### Work to be completed
Find the word "JSON" in the data, then copy each line where it is found.

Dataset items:
——

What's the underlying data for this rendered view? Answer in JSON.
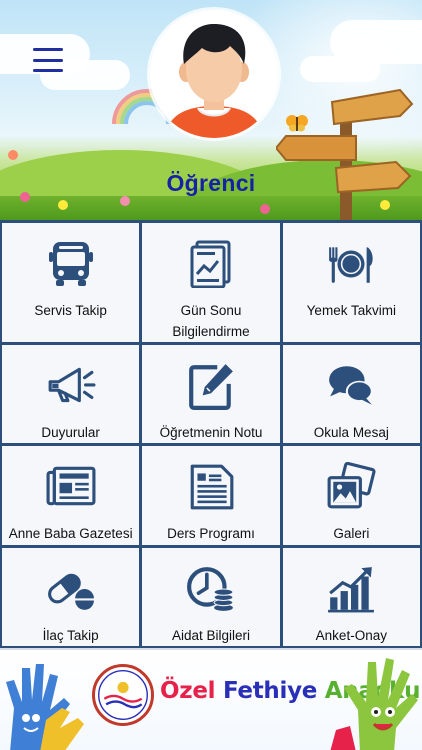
{
  "header": {
    "title": "Öğrenci",
    "menu_icon": "hamburger-menu-icon",
    "avatar_icon": "student-avatar-icon"
  },
  "tiles": [
    {
      "label": "Servis Takip",
      "icon": "bus-icon"
    },
    {
      "label": "Gün Sonu Bilgilendirme",
      "icon": "report-chart-icon"
    },
    {
      "label": "Yemek Takvimi",
      "icon": "cutlery-plate-icon"
    },
    {
      "label": "Duyurular",
      "icon": "megaphone-icon"
    },
    {
      "label": "Öğretmenin Notu",
      "icon": "edit-note-icon"
    },
    {
      "label": "Okula Mesaj",
      "icon": "chat-bubbles-icon"
    },
    {
      "label": "Anne Baba Gazetesi",
      "icon": "newspaper-icon"
    },
    {
      "label": "Ders Programı",
      "icon": "document-list-icon"
    },
    {
      "label": "Galeri",
      "icon": "photo-gallery-icon"
    },
    {
      "label": "İlaç Takip",
      "icon": "pill-icon"
    },
    {
      "label": "Aidat Bilgileri",
      "icon": "clock-coins-icon"
    },
    {
      "label": "Anket-Onay",
      "icon": "bar-chart-growth-icon"
    }
  ],
  "footer": {
    "school_word1": "Özel",
    "school_word2": "Fethiye",
    "school_word3": "Anaokulu"
  },
  "colors": {
    "icon": "#2c4f7c",
    "grid_border": "#2c4f7c",
    "title": "#1522a6",
    "tile_bg": "#f6f7fa"
  }
}
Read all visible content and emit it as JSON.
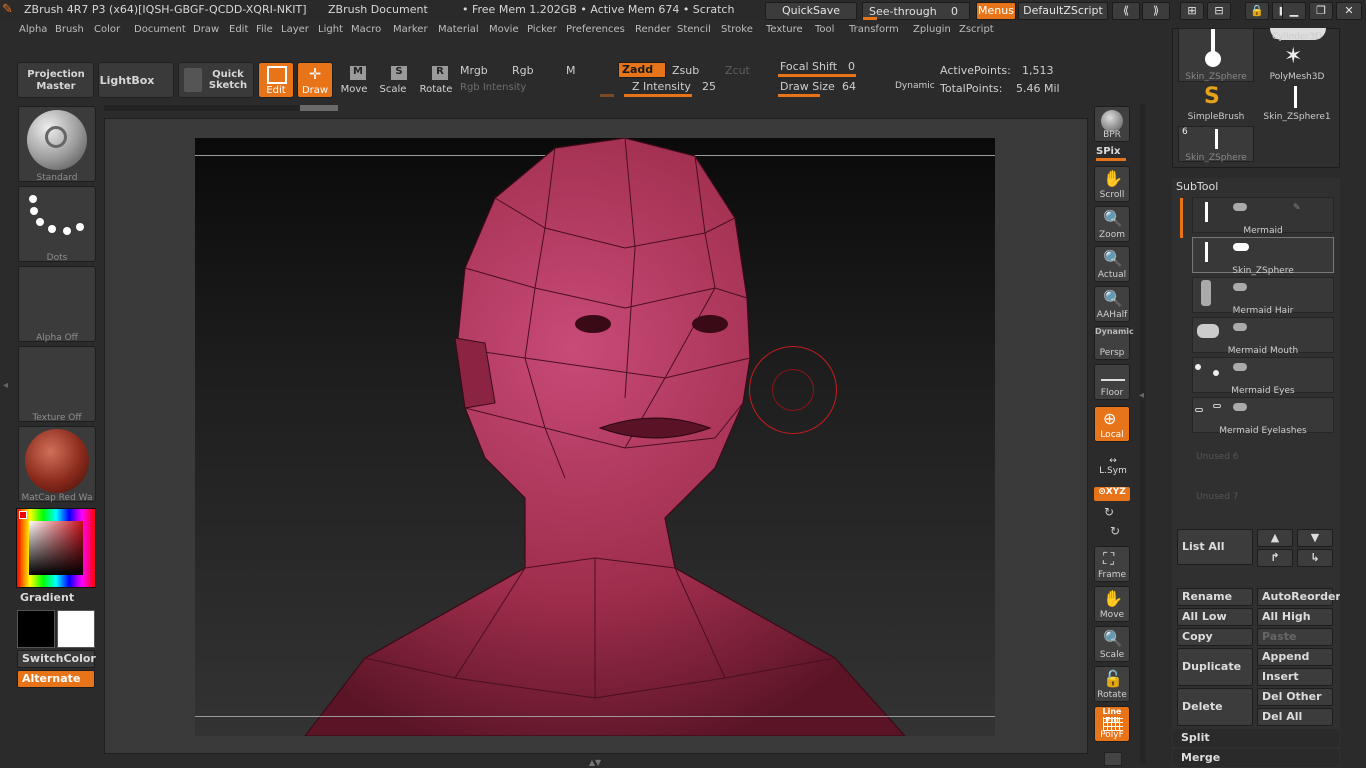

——

### Task result
What's the underlying data for this rendered view? Answer in JSON.
Read all visible content and emit it as JSON.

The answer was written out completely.